No wonder workers are more worried now than they were just a few years ago. The new survey, the latest to confirm that the disposable worker phenomenon is a long-term shift in the way Americans live and work, found that 46 percent of workers think often about the possibility of being laid off, up from 31 percent four years ago. Some 53 percent worry about the future of their company, while 40 percent don't think their employer values committed, experienced workers. One of the few bright notes in the study: a growing number of workers (42 percent vs. 37 percent four years ago) believe that their companies are doing a good job providing the training that will enable employees to get better jobs. In the new world of work, where Americans must plan to hold a series of jobs requiring different skills, the commitment by American business to train and develop workers is crucial to maintaining not only quality of life, but a high-quality workforce that can compete in the global economy.

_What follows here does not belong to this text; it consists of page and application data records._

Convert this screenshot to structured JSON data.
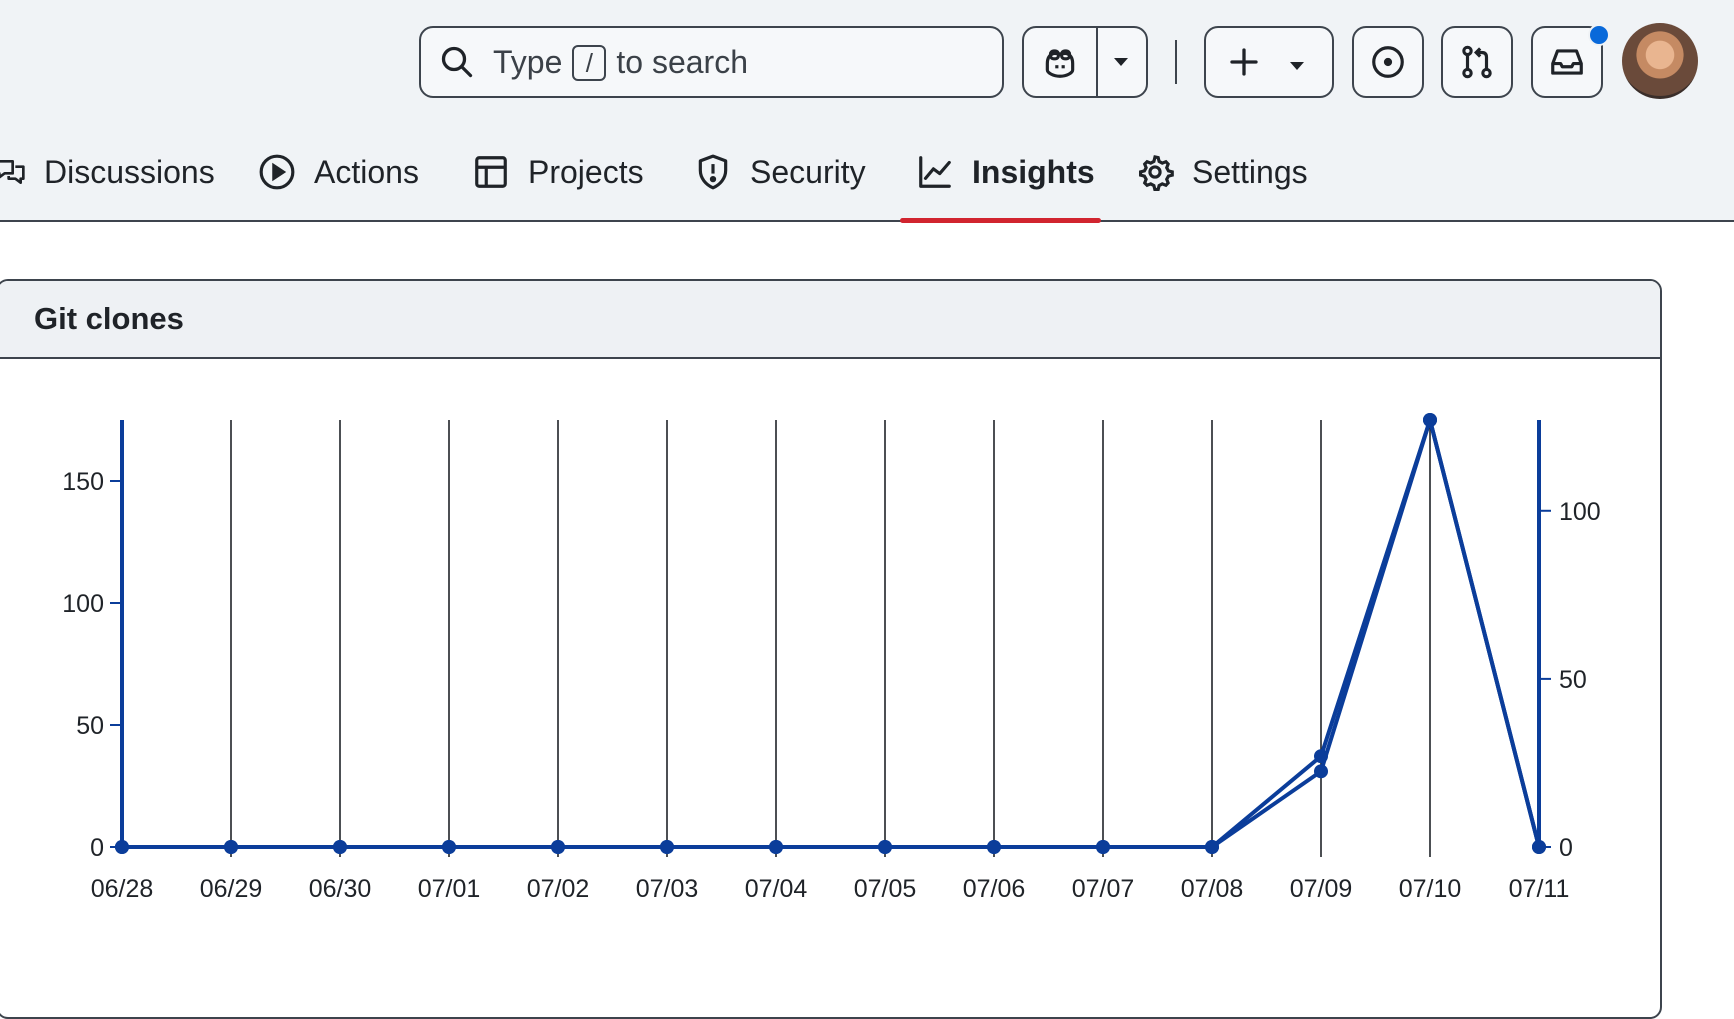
{
  "header": {
    "search": {
      "prefix": "Type",
      "key": "/",
      "suffix": "to search"
    },
    "icons": [
      "search-icon",
      "copilot-icon",
      "chevron-down-icon",
      "plus-icon",
      "issues-icon",
      "pull-request-icon",
      "inbox-icon",
      "avatar"
    ]
  },
  "tabs": [
    {
      "label": "Discussions",
      "icon": "discussions-icon",
      "active": false
    },
    {
      "label": "Actions",
      "icon": "play-icon",
      "active": false
    },
    {
      "label": "Projects",
      "icon": "table-icon",
      "active": false
    },
    {
      "label": "Security",
      "icon": "shield-icon",
      "active": false
    },
    {
      "label": "Insights",
      "icon": "graph-icon",
      "active": true
    },
    {
      "label": "Settings",
      "icon": "gear-icon",
      "active": false
    }
  ],
  "panel": {
    "title": "Git clones"
  },
  "colors": {
    "accent": "#0b3d9a",
    "active_tab": "#d1242f",
    "notification": "#0969da"
  },
  "chart_data": {
    "type": "line",
    "categories": [
      "06/28",
      "06/29",
      "06/30",
      "07/01",
      "07/02",
      "07/03",
      "07/04",
      "07/05",
      "07/06",
      "07/07",
      "07/08",
      "07/09",
      "07/10",
      "07/11"
    ],
    "series": [
      {
        "axis": "left",
        "values": [
          0,
          0,
          0,
          0,
          0,
          0,
          0,
          0,
          0,
          0,
          0,
          31,
          175,
          0
        ]
      },
      {
        "axis": "right",
        "values": [
          0,
          0,
          0,
          0,
          0,
          0,
          0,
          0,
          0,
          0,
          0,
          27,
          127,
          0
        ]
      }
    ],
    "left_axis": {
      "ticks": [
        0,
        50,
        100,
        150
      ],
      "ylim": [
        0,
        175
      ]
    },
    "right_axis": {
      "ticks": [
        0,
        50,
        100
      ],
      "ylim": [
        0,
        127
      ]
    },
    "grid": "vertical"
  }
}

NEW YORK CITY: If one feeling unites Americans during the current holiday season, it is the desire to celebrate the importance of families, continuity and the things they can count on. But this year, even if they are doing well, most Americans are worrying that they do not have a clear picture of what their lives will be like next year, or the year after. A new four-year study of employee attitudes spells out the damage that has been done to the work ethic and the traditional American optimism about building a better future by ten years of downsizing. "People are living their lives in chapters now," said John R. Stanek, chief executive officer of Chicago-based International Survey Research Corp., which surveyed workers at 1,000 corporations employing more than 25,000 people. "Anyone who thinks he's got a job for life has been in a lead mine for the past ten years, or is a Supreme Court Justice." Perhaps most damaging is the gnawing sense that families may not be able to meet longterm financial commitments, such as home mortgages and college tuition. Nearly 30 percent of U.S. workers lost their jobs from 1990 to 1995 due to job cuts or company shutdowns, and the new jobs that most find pay less, include slimmer benefits, and offer little promise of security.